No doubt the news about Mr Colin the Caterpillar and the dastardly imposter Cuthbert has already filtered down to many people.

You may even have picked a side.  Are you Team Colin? Or Team Cuthbert?

Most people will be focus on respective ingredients, tastes, looks and which name they prefer. But for IP lawyers, what we really care about is whether Cuthbert is:

(1)   Identical or confusingly similar to Colin; and/or

(2)   Taking unfair advantage of, or is detrimental to, Colin’s distinctive character.

There is huge scope for interpretation of those tests and a vast array of applicable case law. A moveable feast, if you will, that lawyers can delve into in order to support their client’s case.

Will M&S be able to prove [1] that consumers will likely be confused between Colin and Cuthbert?  Will M&S be able to prove (under point (2) above) that it has suffered one of three types of injury:

1.    Detriment to the distinctive character of the mark (“dilution”).
2.    Detriment to the repute of the mark (“tarnishment”).
3.    Taking unfair advantage of the distinctive character or repute of the trade mark. This commonly known as “free-riding” on the coat-tails of the well-known mark.

In addition to establishing one of these “injuries”, M&S will need to prove a change in economic behaviour on the part of the relevant public.  This can be hard to establish.

Team Waterfront is reluctant to predict a winner, but it does expect Colin to have a tough uphill crawl.

The available remedies will also be of particular concern to M&S in this case.

No doubt M&S will seek non-monetary remedies for the infringement. These could include (i) an injunction to prohibit Aldi from selling, stocking, manufacturing and advertising Cuthbert, amongst other things and (ii) an order for the destruction of all Cuthberts in the world ☹.
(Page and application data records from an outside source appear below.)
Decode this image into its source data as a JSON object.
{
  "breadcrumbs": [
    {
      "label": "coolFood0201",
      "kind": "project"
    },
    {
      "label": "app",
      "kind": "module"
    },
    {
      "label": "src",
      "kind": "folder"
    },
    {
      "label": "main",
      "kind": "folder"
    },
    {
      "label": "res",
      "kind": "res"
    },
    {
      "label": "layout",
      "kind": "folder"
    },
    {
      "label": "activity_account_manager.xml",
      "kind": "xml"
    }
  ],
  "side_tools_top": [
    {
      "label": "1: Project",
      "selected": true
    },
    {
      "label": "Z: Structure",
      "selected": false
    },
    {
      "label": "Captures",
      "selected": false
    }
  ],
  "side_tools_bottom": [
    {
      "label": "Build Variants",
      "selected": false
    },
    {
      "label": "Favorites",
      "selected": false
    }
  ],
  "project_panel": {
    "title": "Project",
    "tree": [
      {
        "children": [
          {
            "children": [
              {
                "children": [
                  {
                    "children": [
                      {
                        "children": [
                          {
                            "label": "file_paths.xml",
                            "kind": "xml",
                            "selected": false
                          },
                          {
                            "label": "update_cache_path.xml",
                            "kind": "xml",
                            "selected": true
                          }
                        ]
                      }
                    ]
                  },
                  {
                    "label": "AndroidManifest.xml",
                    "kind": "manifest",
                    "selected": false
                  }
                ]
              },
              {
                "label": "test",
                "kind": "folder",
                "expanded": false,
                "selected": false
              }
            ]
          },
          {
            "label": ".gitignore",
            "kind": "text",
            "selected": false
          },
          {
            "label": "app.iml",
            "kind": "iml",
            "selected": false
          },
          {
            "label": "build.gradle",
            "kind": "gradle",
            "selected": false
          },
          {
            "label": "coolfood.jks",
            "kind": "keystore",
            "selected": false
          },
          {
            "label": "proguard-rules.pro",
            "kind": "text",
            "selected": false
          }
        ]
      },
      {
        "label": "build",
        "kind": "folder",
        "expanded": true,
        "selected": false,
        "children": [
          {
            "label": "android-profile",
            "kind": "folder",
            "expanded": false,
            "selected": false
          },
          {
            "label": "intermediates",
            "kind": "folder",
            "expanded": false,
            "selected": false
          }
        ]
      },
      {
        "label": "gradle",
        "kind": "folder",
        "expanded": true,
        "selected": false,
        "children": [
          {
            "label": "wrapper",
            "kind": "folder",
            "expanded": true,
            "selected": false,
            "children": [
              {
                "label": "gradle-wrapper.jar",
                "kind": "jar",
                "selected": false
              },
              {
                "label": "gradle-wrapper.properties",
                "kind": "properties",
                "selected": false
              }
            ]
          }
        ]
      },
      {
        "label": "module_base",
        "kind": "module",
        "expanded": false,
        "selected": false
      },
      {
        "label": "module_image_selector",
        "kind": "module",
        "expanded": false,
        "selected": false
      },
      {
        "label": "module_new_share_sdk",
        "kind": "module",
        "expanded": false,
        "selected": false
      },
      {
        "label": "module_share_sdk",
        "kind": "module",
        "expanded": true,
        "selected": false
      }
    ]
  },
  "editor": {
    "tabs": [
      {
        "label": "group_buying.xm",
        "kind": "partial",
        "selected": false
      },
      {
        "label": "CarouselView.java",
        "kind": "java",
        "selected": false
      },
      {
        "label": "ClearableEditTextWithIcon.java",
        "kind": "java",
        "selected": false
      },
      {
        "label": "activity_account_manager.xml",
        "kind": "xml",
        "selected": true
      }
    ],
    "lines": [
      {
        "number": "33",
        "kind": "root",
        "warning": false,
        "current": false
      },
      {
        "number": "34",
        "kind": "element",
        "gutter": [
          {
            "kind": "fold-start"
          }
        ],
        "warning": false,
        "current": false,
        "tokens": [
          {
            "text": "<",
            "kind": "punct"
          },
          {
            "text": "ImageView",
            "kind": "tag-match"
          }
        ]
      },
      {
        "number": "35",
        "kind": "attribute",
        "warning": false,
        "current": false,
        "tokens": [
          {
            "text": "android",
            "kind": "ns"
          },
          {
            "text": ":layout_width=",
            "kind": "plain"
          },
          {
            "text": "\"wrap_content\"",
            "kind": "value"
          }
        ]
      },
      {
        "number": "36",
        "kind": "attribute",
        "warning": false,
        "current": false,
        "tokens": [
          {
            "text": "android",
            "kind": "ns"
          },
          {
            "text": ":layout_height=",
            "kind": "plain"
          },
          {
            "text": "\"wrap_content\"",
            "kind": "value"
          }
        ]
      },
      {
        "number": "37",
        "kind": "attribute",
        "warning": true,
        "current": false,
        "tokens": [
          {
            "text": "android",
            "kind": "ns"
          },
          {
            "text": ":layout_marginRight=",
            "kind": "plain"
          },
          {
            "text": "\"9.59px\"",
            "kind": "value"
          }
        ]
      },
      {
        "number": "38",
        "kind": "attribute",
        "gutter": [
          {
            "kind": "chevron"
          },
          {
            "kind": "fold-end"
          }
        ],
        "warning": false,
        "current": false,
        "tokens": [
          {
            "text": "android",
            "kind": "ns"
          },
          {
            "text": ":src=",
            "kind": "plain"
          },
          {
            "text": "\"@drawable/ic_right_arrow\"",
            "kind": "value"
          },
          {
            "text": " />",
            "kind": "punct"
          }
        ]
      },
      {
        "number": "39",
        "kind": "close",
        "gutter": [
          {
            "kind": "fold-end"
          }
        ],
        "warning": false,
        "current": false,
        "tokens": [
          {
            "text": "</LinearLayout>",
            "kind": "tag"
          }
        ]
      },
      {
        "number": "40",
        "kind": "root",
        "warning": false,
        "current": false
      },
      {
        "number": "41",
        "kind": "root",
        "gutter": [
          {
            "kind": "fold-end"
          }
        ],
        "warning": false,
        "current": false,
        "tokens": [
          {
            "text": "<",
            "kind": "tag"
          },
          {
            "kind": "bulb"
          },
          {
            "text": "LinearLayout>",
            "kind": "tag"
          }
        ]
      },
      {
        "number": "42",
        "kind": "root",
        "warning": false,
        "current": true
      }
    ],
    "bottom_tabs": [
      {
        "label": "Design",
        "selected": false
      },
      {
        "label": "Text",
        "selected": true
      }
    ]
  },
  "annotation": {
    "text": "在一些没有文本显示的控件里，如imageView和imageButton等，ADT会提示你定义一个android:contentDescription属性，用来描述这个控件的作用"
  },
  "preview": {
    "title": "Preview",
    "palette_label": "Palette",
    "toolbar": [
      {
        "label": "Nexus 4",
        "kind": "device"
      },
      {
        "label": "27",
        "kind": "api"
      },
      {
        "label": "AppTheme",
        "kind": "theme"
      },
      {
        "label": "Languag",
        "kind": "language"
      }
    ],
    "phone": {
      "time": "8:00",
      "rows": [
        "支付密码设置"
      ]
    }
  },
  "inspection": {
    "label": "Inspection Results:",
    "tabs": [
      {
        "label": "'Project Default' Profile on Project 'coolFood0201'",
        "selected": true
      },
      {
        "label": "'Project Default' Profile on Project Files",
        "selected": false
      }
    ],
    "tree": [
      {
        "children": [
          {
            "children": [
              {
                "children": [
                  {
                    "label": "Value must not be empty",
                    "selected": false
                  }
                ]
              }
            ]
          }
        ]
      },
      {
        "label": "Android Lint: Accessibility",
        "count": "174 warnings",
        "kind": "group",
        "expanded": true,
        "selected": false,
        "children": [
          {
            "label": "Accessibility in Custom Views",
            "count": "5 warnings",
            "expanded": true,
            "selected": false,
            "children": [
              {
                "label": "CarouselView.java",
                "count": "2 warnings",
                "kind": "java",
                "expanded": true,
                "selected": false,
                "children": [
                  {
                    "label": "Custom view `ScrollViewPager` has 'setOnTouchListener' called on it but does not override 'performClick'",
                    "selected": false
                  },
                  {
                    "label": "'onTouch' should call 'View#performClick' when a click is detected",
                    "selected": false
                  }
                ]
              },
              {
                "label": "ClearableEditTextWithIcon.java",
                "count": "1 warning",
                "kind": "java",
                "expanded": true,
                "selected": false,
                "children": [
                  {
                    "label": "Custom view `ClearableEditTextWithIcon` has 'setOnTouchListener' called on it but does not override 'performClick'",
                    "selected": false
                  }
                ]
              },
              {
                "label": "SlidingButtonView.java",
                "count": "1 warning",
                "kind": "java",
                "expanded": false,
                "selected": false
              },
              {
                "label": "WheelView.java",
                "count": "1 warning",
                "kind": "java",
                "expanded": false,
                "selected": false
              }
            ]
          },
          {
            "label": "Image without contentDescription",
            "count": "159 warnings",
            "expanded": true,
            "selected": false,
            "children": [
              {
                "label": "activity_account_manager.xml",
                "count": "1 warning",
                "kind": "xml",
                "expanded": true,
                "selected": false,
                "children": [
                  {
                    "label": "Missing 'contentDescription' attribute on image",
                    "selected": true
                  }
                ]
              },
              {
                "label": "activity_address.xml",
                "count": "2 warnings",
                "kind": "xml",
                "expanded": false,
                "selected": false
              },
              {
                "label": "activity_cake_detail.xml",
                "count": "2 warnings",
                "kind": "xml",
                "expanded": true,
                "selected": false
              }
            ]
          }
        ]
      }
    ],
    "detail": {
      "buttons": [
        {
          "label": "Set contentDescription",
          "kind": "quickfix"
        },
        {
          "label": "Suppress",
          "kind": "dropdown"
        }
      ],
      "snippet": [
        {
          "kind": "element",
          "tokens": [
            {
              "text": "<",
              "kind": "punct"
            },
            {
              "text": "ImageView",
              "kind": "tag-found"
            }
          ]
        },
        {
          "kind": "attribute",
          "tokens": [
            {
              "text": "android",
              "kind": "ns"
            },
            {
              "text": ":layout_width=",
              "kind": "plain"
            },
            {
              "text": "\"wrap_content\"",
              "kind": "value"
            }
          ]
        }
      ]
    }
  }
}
In terms of monetary remedies, M&S might be entitled to:

•    Lost royalty or licence fee.
•    Lost profits from any price reduction necessitated by the infringement.
•    Compensation for injury to the mark’s reputation.

Successful claimants need to choose between damages or profits, making an assessment as to which will be the most lucrative option.  However, in most IP cases, what the claimants are generally most interested in is the injunction, which in this case would force Cuthbert to change, presumably his name and/or his appearance.

While it appears that the litigation is at an early stage, data from Rise at Seven, a creative SEO agency, shows that the social media battle is more developed with Aldi having dominated the great Caterpillar social media battle with over 460,000 social media engagements on the topic (compared to 250,000 for M&S) and online news sentiment of +8.5% (compared to -134% for M&S).

This could conceivably lead to increased sales of Cuthberts.  But will these extra sales result in an extra large damages or lost profits bill at the end of the litigation?

If you have concerns about trade mark infringement that is affecting your business or brand, please contact Waterfront here and a member of our IP & Disputes team will contact you for a free initial consultation.
[1] At the time of writing, we are not clear what exact claims have been asserted by M&S, so we have used our best guestimate!